YOUR GOAL: Every entry must be given again exactly. Include no pictures.

DATA:
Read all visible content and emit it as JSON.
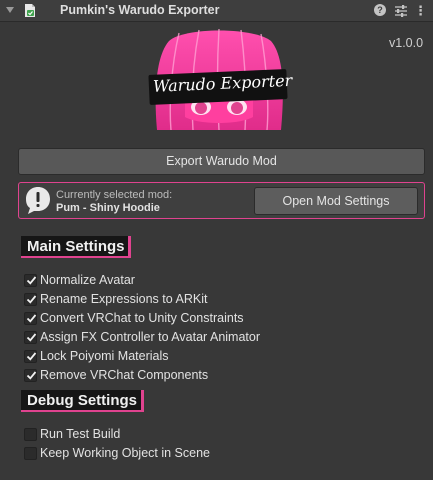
{
  "header": {
    "title": "Pumkin's Warudo Exporter",
    "fold_icon": "triangle-down-icon",
    "component_icon": "script-component-icon",
    "help_icon": "help-icon",
    "preset_icon": "sliders-icon",
    "more_icon": "kebab-menu-icon"
  },
  "version": "v1.0.0",
  "logo": {
    "banner_text": "Warudo Exporter",
    "accent_color": "#e0438f"
  },
  "export_button": "Export Warudo Mod",
  "mod_box": {
    "icon": "warning-icon",
    "label": "Currently selected mod:",
    "value": "Pum - Shiny Hoodie",
    "settings_button": "Open Mod Settings"
  },
  "main_settings": {
    "heading": "Main Settings",
    "options": [
      {
        "label": "Normalize Avatar",
        "checked": true
      },
      {
        "label": "Rename Expressions to ARKit",
        "checked": true
      },
      {
        "label": "Convert VRChat to Unity Constraints",
        "checked": true
      },
      {
        "label": "Assign FX Controller to Avatar Animator",
        "checked": true
      },
      {
        "label": "Lock Poiyomi Materials",
        "checked": true
      },
      {
        "label": "Remove VRChat Components",
        "checked": true
      }
    ]
  },
  "debug_settings": {
    "heading": "Debug Settings",
    "options": [
      {
        "label": "Run Test Build",
        "checked": false
      },
      {
        "label": "Keep Working Object in Scene",
        "checked": false
      }
    ]
  }
}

TASK SOLUTION:
Read all visible content and emit it as JSON.
{
  "header": {
    "title": "Pumkin's Warudo Exporter",
    "fold_icon": "triangle-down-icon",
    "component_icon": "script-component-icon",
    "help_icon": "help-icon",
    "preset_icon": "sliders-icon",
    "more_icon": "kebab-menu-icon"
  },
  "version": "v1.0.0",
  "logo": {
    "banner_text": "Warudo Exporter",
    "accent_color": "#e0438f"
  },
  "export_button": "Export Warudo Mod",
  "mod_box": {
    "icon": "warning-icon",
    "label": "Currently selected mod:",
    "value": "Pum - Shiny Hoodie",
    "settings_button": "Open Mod Settings"
  },
  "main_settings": {
    "heading": "Main Settings",
    "options": [
      {
        "label": "Normalize Avatar",
        "checked": true
      },
      {
        "label": "Rename Expressions to ARKit",
        "checked": true
      },
      {
        "label": "Convert VRChat to Unity Constraints",
        "checked": true
      },
      {
        "label": "Assign FX Controller to Avatar Animator",
        "checked": true
      },
      {
        "label": "Lock Poiyomi Materials",
        "checked": true
      },
      {
        "label": "Remove VRChat Components",
        "checked": true
      }
    ]
  },
  "debug_settings": {
    "heading": "Debug Settings",
    "options": [
      {
        "label": "Run Test Build",
        "checked": false
      },
      {
        "label": "Keep Working Object in Scene",
        "checked": false
      }
    ]
  }
}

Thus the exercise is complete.